Now, to be fair, the contact on the play was negligible and defensive holding is called far too inconsistent; for instance, Bradberry actually tugged the jersey of Chiefs receiver JuJu Smith-Schuster on a previous third-and-8, this one in the first half. But as well as Jalen Hurts played, his unforced fumble that led to Kansas City linebacker Nick Bolton’s scoop-and-score gifted the Chiefs a touchdown. A historic pass rush disappeared in the biggest game of the season. The secondary lacked discipline in the red zone and blew coverages. Philadelphia’s punt return coverage in the fourth quarter yielded a huge, 65-yard return that set up a touchdown.
That brings us to the Philadelphia defense. One game does not discount previous success, but this loss spoils the success Philadelphia defensive coordinator Jonathan Gannon had enjoyed with the Eagles. And it likely won’t be enough to cost him the chance at the head coaching gig with the Arizona Cardinals. But, given Philadelphia’s pass rushing proficiency, this has to go down as one of the all-time letdowns in recent Super Bowl history.
The Chiefs scored on every possession in the second half. They converted 4 of 5 third downs after halftime and recorded 15 first downs in that span. The secondary lacked discipline; by failing to follow the players they were covering with their eyes, Chiefs receivers Kadarius Toney and Skyy Moore easily got into open space on their two touchdown catches. That it wasn’t corrected after it happened once is particularly damning. Gannon and the defense let the rest of the Eagles down.
Miles Sanders’ run in Philadelphia
At different times this season, the Eagles have leaned on each of their trio of running backs — Miles Sanders, Boston Scott and Kenneth Gainwell. Sanders’ days with the franchise, though, may be numbered. He had been the team’s lead back, starting 49 of the 57 games he had appeared in since he was drafted in 2019. But in the postseason, the Eagles have turned to second-year back Kenneth Gainwell (11 touches for 41 yards), who outgained Sanders in each of Philadelphia’s three playoff games. As Sanders’ rookie contract is set to expire at the end of the league year and with Gainwell locked up for at least two more seasons, Sanders (seven touches for 16 yards) becomes expendable.

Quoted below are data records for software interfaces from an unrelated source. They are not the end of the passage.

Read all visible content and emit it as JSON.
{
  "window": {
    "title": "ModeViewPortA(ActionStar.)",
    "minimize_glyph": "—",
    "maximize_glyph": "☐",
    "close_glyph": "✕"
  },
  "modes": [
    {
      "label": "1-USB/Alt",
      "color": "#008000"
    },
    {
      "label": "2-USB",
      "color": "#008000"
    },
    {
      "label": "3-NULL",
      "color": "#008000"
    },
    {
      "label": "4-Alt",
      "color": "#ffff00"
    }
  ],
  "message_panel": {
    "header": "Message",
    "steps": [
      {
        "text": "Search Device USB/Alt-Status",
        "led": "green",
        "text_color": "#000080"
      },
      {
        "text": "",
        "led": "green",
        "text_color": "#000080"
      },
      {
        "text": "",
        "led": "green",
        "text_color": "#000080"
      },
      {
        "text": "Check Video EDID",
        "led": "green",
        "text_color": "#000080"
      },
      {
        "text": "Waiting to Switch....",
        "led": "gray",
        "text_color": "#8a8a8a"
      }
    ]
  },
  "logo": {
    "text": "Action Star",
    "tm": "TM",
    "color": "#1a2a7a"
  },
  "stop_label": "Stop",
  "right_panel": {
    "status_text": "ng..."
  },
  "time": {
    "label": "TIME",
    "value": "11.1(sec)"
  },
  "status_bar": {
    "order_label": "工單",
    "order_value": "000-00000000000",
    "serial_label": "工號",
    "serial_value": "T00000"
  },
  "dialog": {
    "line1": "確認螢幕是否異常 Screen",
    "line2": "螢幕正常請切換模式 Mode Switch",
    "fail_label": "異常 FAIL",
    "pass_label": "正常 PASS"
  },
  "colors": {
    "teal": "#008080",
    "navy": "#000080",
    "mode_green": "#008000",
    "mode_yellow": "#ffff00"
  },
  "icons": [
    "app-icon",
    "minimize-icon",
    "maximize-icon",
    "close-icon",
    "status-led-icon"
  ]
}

Slip ‘N Slide
Long-time Cardinals and current Vikings cornerback Patrick Peterson has been outspoken about the slick field in Arizona and the Super Bowl did nothing to dispel that reputation. The field was installed two weeks before the game and was rolled out to get sun, but players from both teams slipped throughout the game, especially on the areas with painted logos. It affected play and players switched to longer cleats.
In a key sequence in the second quarter, when Eagles running back Kenneth Gainwell slipped short of a first down at the shield logo at midfield, it set up a pivotal third-and-1 play. A false start made it third-and-5, which led to a scoop and score on the Jalen Hurts fumble. At the end of the game, though, it was a desperation attempt, Hurts slipped on the Hail Mary attempt that fell woefully short. Eagles left tackle Jordan Mailata called it ‘terrible’ and said ‘it was like playing on a water park.’ In the biggest game of the season, simply put, the surface was unacceptable.